Customers can opt to pay $5.99 per delivery or frequent shoppers can pay $150 per year to waive all delivery fees.

Read the full article…

 

More “E’s” Coming to SupErmarkEts?

A recent SupermarketNews article reported that Super Foods, an independent operator in southwest Alabama, is launching an online grocery program, which is scheduled to begin in mid-August, according to the e-commerce provider.

Said Lillian Wilson, the retailer’s HR director, “Our customers have been asking for online ordering, and we’re pleased to be able to give it to them.”

The online offering will make available Super Foods’ entire inventory, with online prices that will always match in-store prices and a choice of curbside pickup or home delivery for what it called “a small fee.”  The chain is also building a mobile shopping app that will sync with online ordering, including a built-in bar code scanner that will let shoppers scan any item to add instantly to their shopping cart.

Along similar lines, in a recent Viewpoints editorial author Andrew Levi suggests that supermarkets might “cash in” by making each trip to the store more fun and “engaging” via some type of app like “Pokémon Go.”

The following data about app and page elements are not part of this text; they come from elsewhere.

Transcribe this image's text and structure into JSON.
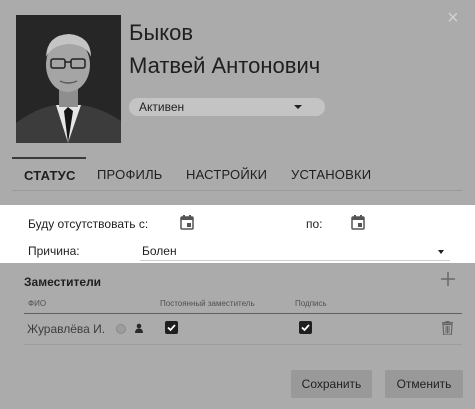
{
  "dialog": {
    "person": {
      "last_name": "Быков",
      "first_name": "Матвей Антонович"
    },
    "status_select": {
      "value": "Активен"
    },
    "tabs": [
      {
        "label": "СТАТУС",
        "active": true
      },
      {
        "label": "ПРОФИЛЬ",
        "active": false
      },
      {
        "label": "НАСТРОЙКИ",
        "active": false
      },
      {
        "label": "УСТАНОВКИ",
        "active": false
      }
    ],
    "absence": {
      "from_label": "Буду отсутствовать с:",
      "to_label": "по:",
      "reason_label": "Причина:",
      "reason_value": "Болен"
    },
    "deputies": {
      "title": "Заместители",
      "columns": [
        "ФИО",
        "Постоянный заместитель",
        "Подпись"
      ],
      "rows": [
        {
          "name": "Журавлёва И.",
          "permanent": true,
          "signature": true
        }
      ]
    },
    "buttons": {
      "save": "Сохранить",
      "cancel": "Отменить"
    }
  }
}
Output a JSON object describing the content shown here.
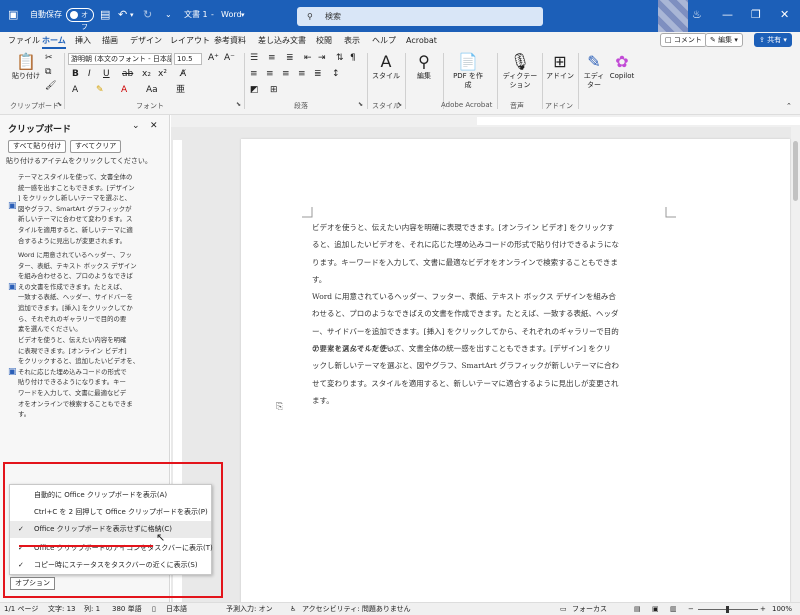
{
  "titlebar": {
    "autosave_label": "自動保存",
    "autosave_state": "オフ",
    "doc_title": "文書 1",
    "app_name": "Word",
    "search_placeholder": "検索"
  },
  "menu": {
    "items": [
      "ファイル",
      "ホーム",
      "挿入",
      "描画",
      "デザイン",
      "レイアウト",
      "参考資料",
      "差し込み文書",
      "校閲",
      "表示",
      "ヘルプ",
      "Acrobat"
    ],
    "active": "ホーム",
    "comment": "コメント",
    "edit": "編集",
    "share": "共有"
  },
  "ribbon": {
    "paste": "貼り付け",
    "font_name": "游明朝 (本文のフォント - 日本語)",
    "font_size": "10.5",
    "style": "スタイル",
    "edit": "編集",
    "pdf": "PDF を作成",
    "dictation": "ディクテーション",
    "addin": "アドイン",
    "editor": "エディター",
    "copilot": "Copilot",
    "groups": {
      "clipboard": "クリップボード",
      "font": "フォント",
      "paragraph": "段落",
      "style": "スタイル",
      "acrobat": "Adobe Acrobat",
      "voice": "音声",
      "addin": "アドイン"
    }
  },
  "clipboard_pane": {
    "title": "クリップボード",
    "paste_all": "すべて貼り付け",
    "clear_all": "すべてクリア",
    "hint": "貼り付けるアイテムをクリックしてください。",
    "items": [
      {
        "lines": [
          "テーマとスタイルを使って、文書全体の",
          "統一感を出すこともできます。[デザイン",
          "] をクリックし新しいテーマを選ぶと、",
          "図やグラフ、SmartArt グラフィックが",
          "新しいテーマに合わせて変わります。ス",
          "タイルを適用すると、新しいテーマに適",
          "合するように見出しが変更されます。"
        ]
      },
      {
        "lines": [
          "Word に用意されているヘッダー、フッ",
          "ター、表紙、テキスト ボックス デザイン",
          "を組み合わせると、プロのようなできば",
          "えの文書を作成できます。たとえば、",
          "一致する表紙、ヘッダー、サイドバーを",
          "追加できます。[挿入] をクリックしてか",
          "ら、それぞれのギャラリーで目的の要",
          "素を選んでください。"
        ]
      },
      {
        "lines": [
          "ビデオを使うと、伝えたい内容を明確",
          "に表現できます。[オンライン ビデオ]",
          "をクリックすると、追加したいビデオを、",
          "それに応じた埋め込みコードの形式で",
          "貼り付けできるようになります。キー",
          "ワードを入力して、文書に最適なビデ",
          "オをオンラインで検索することもできま",
          "す。"
        ]
      }
    ],
    "options_button": "オプション"
  },
  "options_menu": {
    "items": [
      {
        "label": "自動的に Office クリップボードを表示(A)",
        "checked": false
      },
      {
        "label": "Ctrl+C を 2 回押して Office クリップボードを表示(P)",
        "checked": false
      },
      {
        "label": "Office クリップボードを表示せずに格納(C)",
        "checked": true
      },
      {
        "label": "Office クリップボードのアイコンをタスクバーに表示(T)",
        "checked": true
      },
      {
        "label": "コピー時にステータスをタスクバーの近くに表示(S)",
        "checked": true
      }
    ]
  },
  "document": {
    "paragraphs": [
      [
        "ビデオを使うと、伝えたい内容を明確に表現できます。[オンライン ビデオ] をクリックす",
        "ると、追加したいビデオを、それに応じた埋め込みコードの形式で貼り付けできるようにな",
        "ります。キーワードを入力して、文書に最適なビデオをオンラインで検索することもできま",
        "す。"
      ],
      [
        "Word に用意されているヘッダー、フッター、表紙、テキスト ボックス デザインを組み合",
        "わせると、プロのようなできばえの文書を作成できます。たとえば、一致する表紙、ヘッダ",
        "ー、サイドバーを追加できます。[挿入] をクリックしてから、それぞれのギャラリーで目的",
        "の要素を選んでください。"
      ],
      [
        "テーマとスタイルを使って、文書全体の統一感を出すこともできます。[デザイン] をクリ",
        "ックし新しいテーマを選ぶと、図やグラフ、SmartArt グラフィックが新しいテーマに合わ",
        "せて変わります。スタイルを適用すると、新しいテーマに適合するように見出しが変更され",
        "ます。"
      ]
    ]
  },
  "statusbar": {
    "page": "1/1 ページ",
    "words": "文字: 13",
    "col": "列: 1",
    "chars": "380 単語",
    "language": "日本語",
    "predictive": "予測入力: オン",
    "accessibility": "アクセシビリティ: 問題ありません",
    "focus": "フォーカス",
    "zoom": "100%"
  },
  "colors": {
    "titlebar": "#1c5fb8",
    "highlight_box": "#e3141b"
  }
}
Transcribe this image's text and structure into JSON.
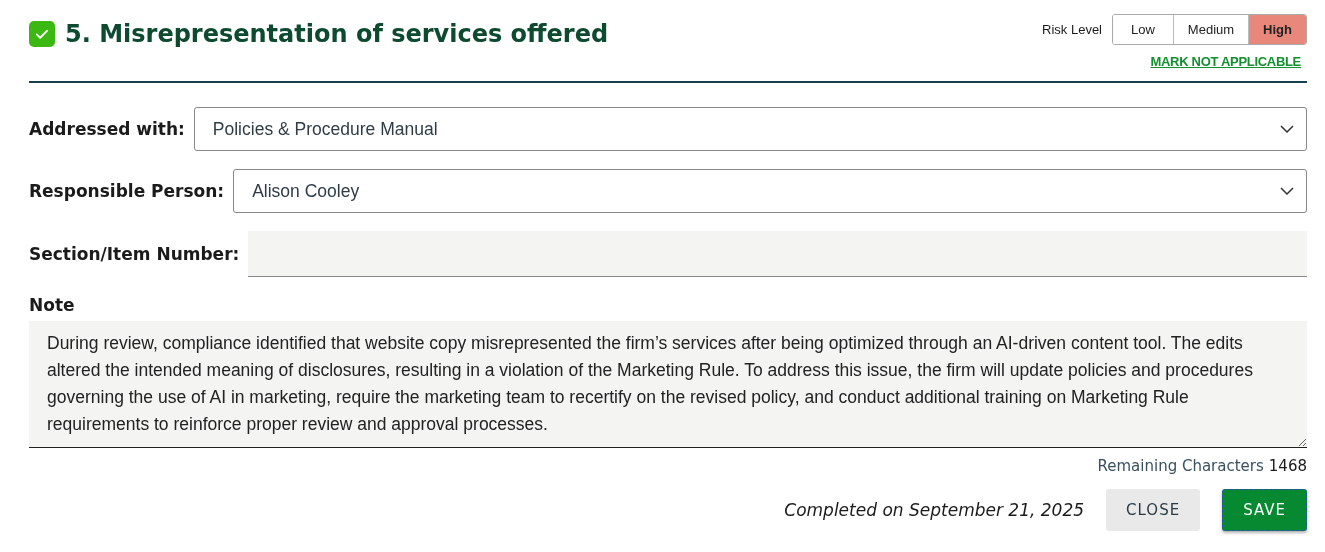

As you may well be aware, the game launched earlier this month and has become quite a phenomena!

“It’s no wonder that retailers, advertisers and marketers are already beginning to explore how to capitalize on this momentum by using lure modules on a “Pokéstop” in the game to attract more users to a certain area, such as a store location, so there are more Pokémon to catch,” said Levi.

Looks like the “E” trend in grocery shopping is continuing!

On-line Shopping at Hannaford

Hannaford has introduced “Hannaford to Go,” an on-line shopping with curb-side pick-up option that is now available in twenty-five of their stores throughout New England and New York.

Shoppers can go to the company’s web site to select a store from the list to start shopping. An “online grocery cart” is then completed (i.e., shopping list), a pick-up time is selected (daily 9 AM to 8 PM in ME and NH and 9 AM to 9 PM in NY and MA with some Sunday exceptions) with a four hour advance required for same day pick up.

Payment is made from the shopper’s car while the completed order is loaded by store personnel.

There is a $5 fee (waived for the first order) and all pickup times are subject to availability.

We have interviewed several users, all of whom gave a generally positive rating of the service.

Looks like another example of decisions being driven by consumer preferences for convenience and time-saving, and another step forward in the trend toward making on-line food shopping available on a more wide-spread basis.